EXERCISE BRIEF: Retype each line of the material exactly, please, skipping any picture in it.

MATERIAL SUPPLIED:
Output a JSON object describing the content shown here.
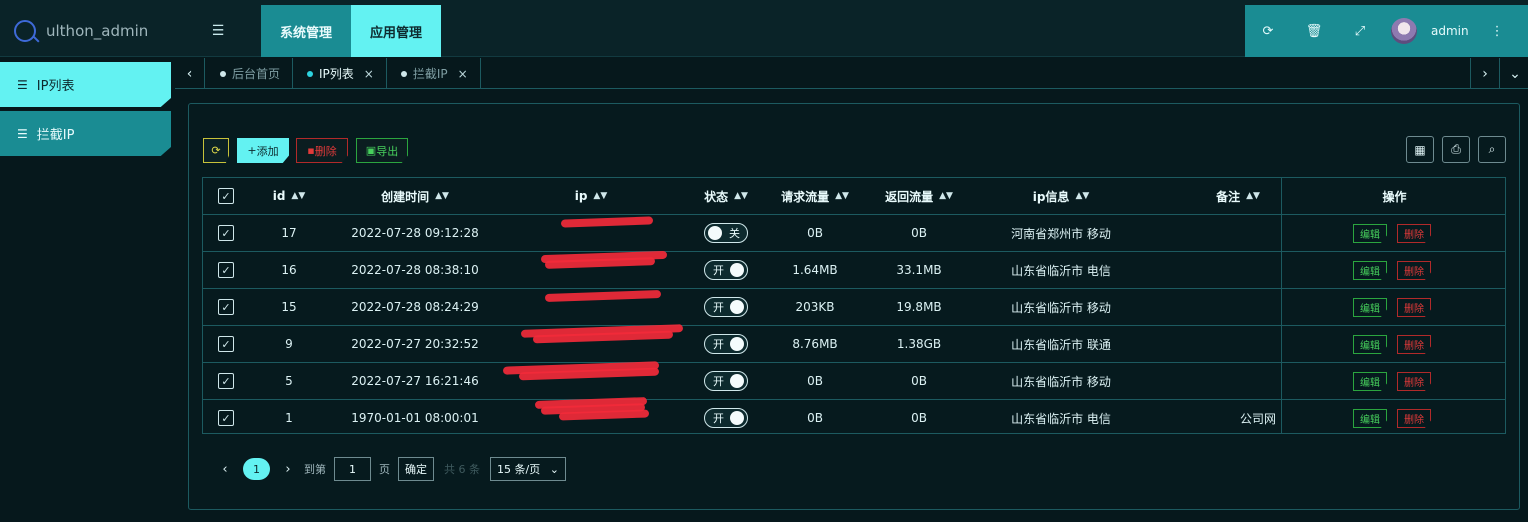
{
  "app": {
    "logo_text": "ulthon_admin"
  },
  "topnav": [
    {
      "label": "系统管理",
      "active": false
    },
    {
      "label": "应用管理",
      "active": true
    }
  ],
  "header_tools": {
    "user_name": "admin",
    "icons": [
      "refresh-icon",
      "trash-icon",
      "fullscreen-icon"
    ]
  },
  "sidebar": {
    "items": [
      {
        "label": "IP列表",
        "active": true
      },
      {
        "label": "拦截IP",
        "active": false
      }
    ]
  },
  "tabs": [
    {
      "label": "后台首页",
      "active": false,
      "closable": false
    },
    {
      "label": "IP列表",
      "active": true,
      "closable": true
    },
    {
      "label": "拦截IP",
      "active": false,
      "closable": true
    }
  ],
  "toolbar": {
    "add_label": "添加",
    "delete_label": "删除",
    "export_label": "导出"
  },
  "table": {
    "columns": [
      "id",
      "创建时间",
      "ip",
      "状态",
      "请求流量",
      "返回流量",
      "ip信息",
      "备注",
      "操作"
    ],
    "rows": [
      {
        "id": "17",
        "created": "2022-07-28 09:12:28",
        "status": "关",
        "req": "0B",
        "resp": "0B",
        "ipinfo": "河南省郑州市 移动",
        "note": ""
      },
      {
        "id": "16",
        "created": "2022-07-28 08:38:10",
        "status": "开",
        "req": "1.64MB",
        "resp": "33.1MB",
        "ipinfo": "山东省临沂市 电信",
        "note": ""
      },
      {
        "id": "15",
        "created": "2022-07-28 08:24:29",
        "status": "开",
        "req": "203KB",
        "resp": "19.8MB",
        "ipinfo": "山东省临沂市 移动",
        "note": ""
      },
      {
        "id": "9",
        "created": "2022-07-27 20:32:52",
        "status": "开",
        "req": "8.76MB",
        "resp": "1.38GB",
        "ipinfo": "山东省临沂市 联通",
        "note": ""
      },
      {
        "id": "5",
        "created": "2022-07-27 16:21:46",
        "status": "开",
        "req": "0B",
        "resp": "0B",
        "ipinfo": "山东省临沂市 移动",
        "note": ""
      },
      {
        "id": "1",
        "created": "1970-01-01 08:00:01",
        "status": "开",
        "req": "0B",
        "resp": "0B",
        "ipinfo": "山东省临沂市 电信",
        "note": "公司网"
      }
    ],
    "edit_label": "编辑",
    "delete_label": "删除"
  },
  "pager": {
    "current_page": "1",
    "goto_label": "到第",
    "goto_value": "1",
    "page_label": "页",
    "confirm_label": "确定",
    "total_label": "共 6 条",
    "page_size": "15 条/页"
  },
  "colors": {
    "accent": "#63f2f2",
    "primary": "#1a8c93",
    "danger": "#e23a3a",
    "success": "#47d05c",
    "background": "#06181c"
  }
}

TASK RESPONSE:
Output a JSON object describing the content shown here.
{
  "app": {
    "logo_text": "ulthon_admin"
  },
  "topnav": [
    {
      "label": "系统管理",
      "active": false
    },
    {
      "label": "应用管理",
      "active": true
    }
  ],
  "header_tools": {
    "user_name": "admin",
    "icons": [
      "refresh-icon",
      "trash-icon",
      "fullscreen-icon"
    ]
  },
  "sidebar": {
    "items": [
      {
        "label": "IP列表",
        "active": true
      },
      {
        "label": "拦截IP",
        "active": false
      }
    ]
  },
  "tabs": [
    {
      "label": "后台首页",
      "active": false,
      "closable": false
    },
    {
      "label": "IP列表",
      "active": true,
      "closable": true
    },
    {
      "label": "拦截IP",
      "active": false,
      "closable": true
    }
  ],
  "toolbar": {
    "add_label": "添加",
    "delete_label": "删除",
    "export_label": "导出"
  },
  "table": {
    "columns": [
      "id",
      "创建时间",
      "ip",
      "状态",
      "请求流量",
      "返回流量",
      "ip信息",
      "备注",
      "操作"
    ],
    "rows": [
      {
        "id": "17",
        "created": "2022-07-28 09:12:28",
        "status": "关",
        "req": "0B",
        "resp": "0B",
        "ipinfo": "河南省郑州市 移动",
        "note": ""
      },
      {
        "id": "16",
        "created": "2022-07-28 08:38:10",
        "status": "开",
        "req": "1.64MB",
        "resp": "33.1MB",
        "ipinfo": "山东省临沂市 电信",
        "note": ""
      },
      {
        "id": "15",
        "created": "2022-07-28 08:24:29",
        "status": "开",
        "req": "203KB",
        "resp": "19.8MB",
        "ipinfo": "山东省临沂市 移动",
        "note": ""
      },
      {
        "id": "9",
        "created": "2022-07-27 20:32:52",
        "status": "开",
        "req": "8.76MB",
        "resp": "1.38GB",
        "ipinfo": "山东省临沂市 联通",
        "note": ""
      },
      {
        "id": "5",
        "created": "2022-07-27 16:21:46",
        "status": "开",
        "req": "0B",
        "resp": "0B",
        "ipinfo": "山东省临沂市 移动",
        "note": ""
      },
      {
        "id": "1",
        "created": "1970-01-01 08:00:01",
        "status": "开",
        "req": "0B",
        "resp": "0B",
        "ipinfo": "山东省临沂市 电信",
        "note": "公司网"
      }
    ],
    "edit_label": "编辑",
    "delete_label": "删除"
  },
  "pager": {
    "current_page": "1",
    "goto_label": "到第",
    "goto_value": "1",
    "page_label": "页",
    "confirm_label": "确定",
    "total_label": "共 6 条",
    "page_size": "15 条/页"
  },
  "colors": {
    "accent": "#63f2f2",
    "primary": "#1a8c93",
    "danger": "#e23a3a",
    "success": "#47d05c",
    "background": "#06181c"
  }
}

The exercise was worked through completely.